Generally, when a couple is struggling with financial problems, filing for bankruptcy may be an opportunity for them to get a fresh start. However, if the couple is also contemplating a divorce, they need to understand how filing for bankruptcy can impact the divorce process.
Divorce and Bankruptcy: The Overview
When going through a divorce and bankruptcy at the same time, it is important to note that the bankruptcy process may take priority. This is because the distribution of properties and assets may be delayed until the bankruptcy process is complete.
Consequently, you will have to finish going through bankruptcy before you can finalize your divorce. In addition, because bankruptcy also deals with a person’s debts, it can impact how debts will be handled in the divorce.
Should You File for Divorce or Bankruptcy First?
If you and your spouse have a good relationship, it may be beneficial to file for bankruptcy first, especially if your joint income allows you to file for Chapter 7 bankruptcy. Furthermore, proceeding with bankruptcy can also streamline the property division process, as Chapter 7 can eliminate many unsecured debts, such as:
- Personal loans
- Credit card debt
- Medical and hospital bills
- Utility bills
However, keep in mind that Chapter 7 will not get rid of all your debts. You will still be responsible for child support payments, spousal support, government penalties, and other types of expenses.
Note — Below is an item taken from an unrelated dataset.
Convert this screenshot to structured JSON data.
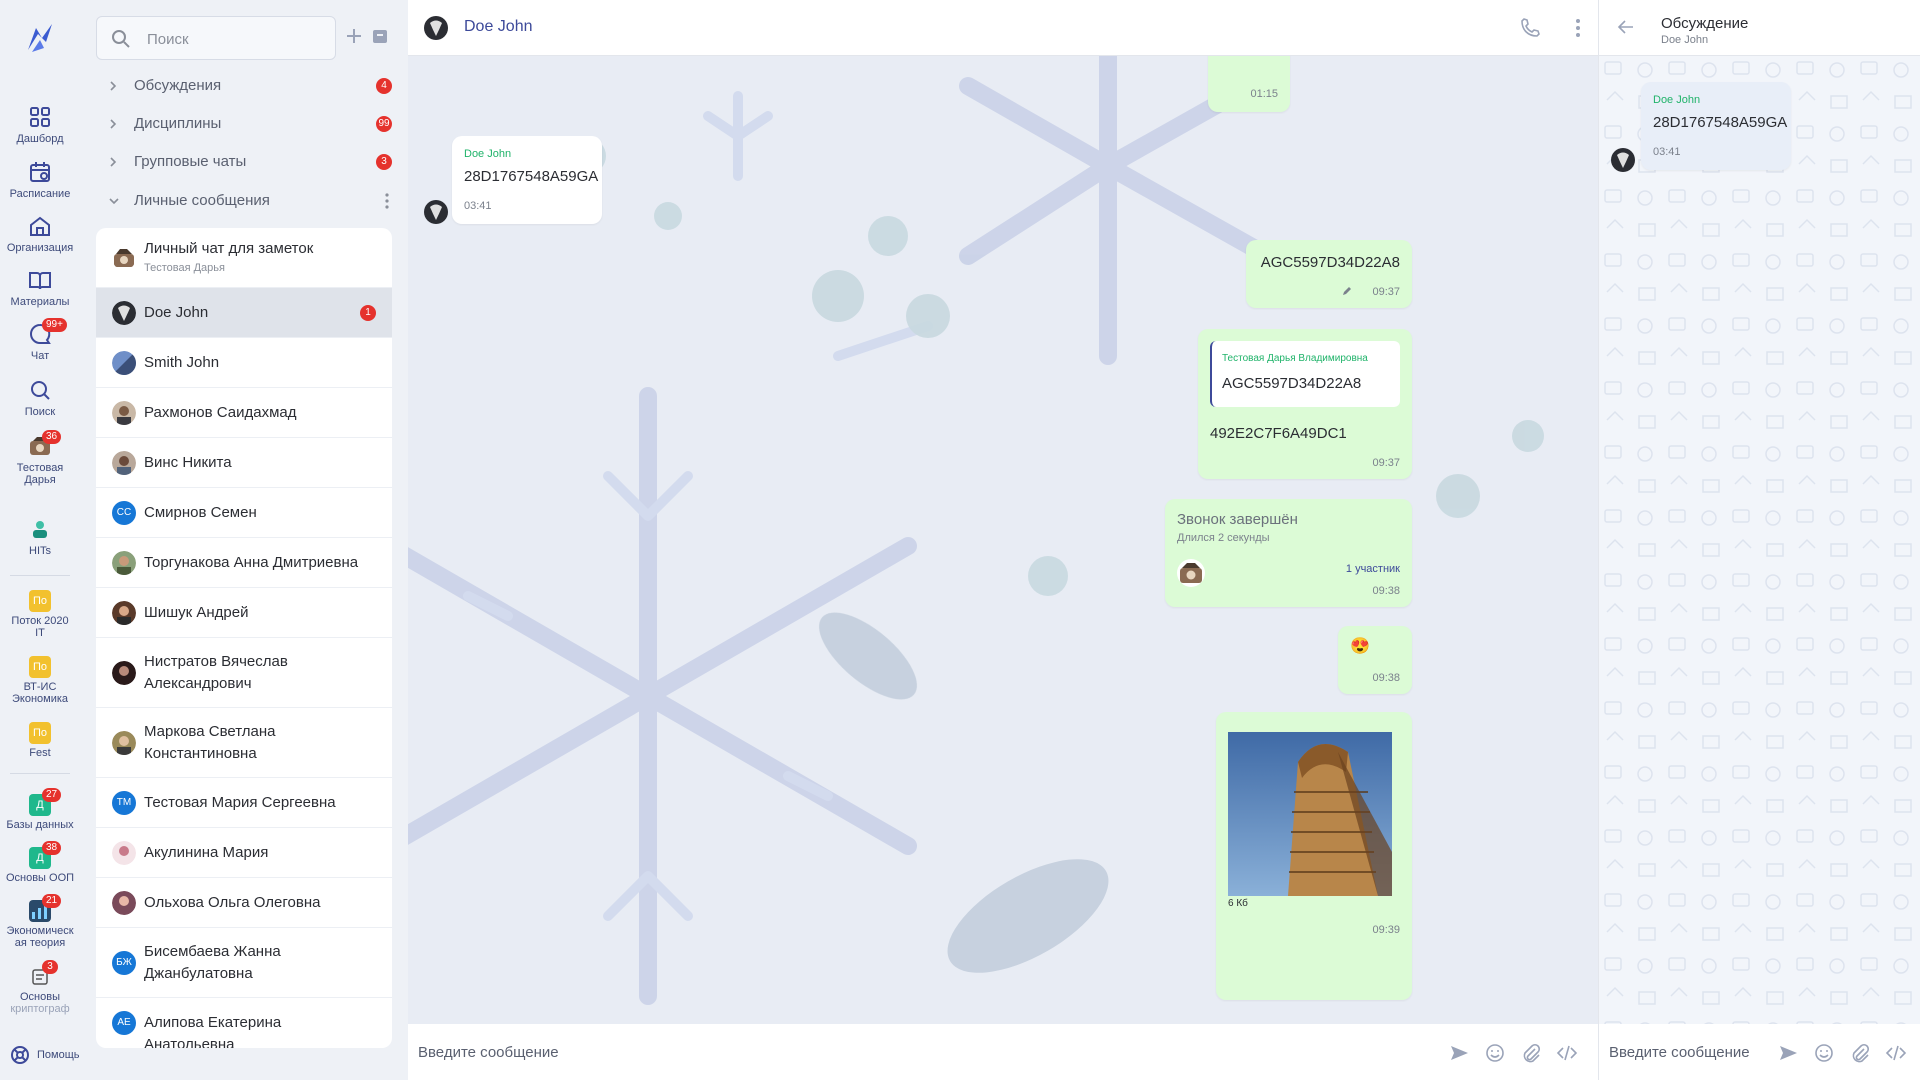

Filing For Divorce First
In Chapter 7 bankruptcy, individuals usually receive a discharge after only a few months. In comparison, in a Chapter 13 bankruptcy, the process can last between three to five years because individuals are required to pay back some or all of the debts through a repayment plan.
As a result, due to this timeline, a couple wanting to file for Chapter 13 bankruptcy may consider filing for divorce first because of the time it takes the bankruptcy process to complete.
However, to better understand these options, consider reviewing your specific circumstances with an experienced Georgia bankruptcy attorney. These legal professionals can provide you with valuable guidance on timing issues and assist in identifying the most advantageous approach for your situation.
What Happens If You File for Bankruptcy During a Divorce in Georgia?
When you file for bankruptcy, the court will put an “automatic stay” in place. This will effectively freeze your assets and debts and immediately suspend creditors and lenders from contacting you.
If a divorce is filed, the stay can delay the division of your and your spouse’s assets and debts since the court will not be able to access this information. As a result, the process will need to be placed on hold, which can delay the divorce.
Filing for Bankruptcy in Georgia, Contact Duncan & Brow, Attorneys at Law, LLLP, Today To Go Over Your Legal Options
If you are considering filing for bankruptcy in Georgia but want more information regarding the process, contact the legal team at Duncan & Brow, Attorneys at Law, LLLP. Our Georgia bankruptcy lawyers can assess your situation, determine what legal options you have, and help you get started on the path to financial independence.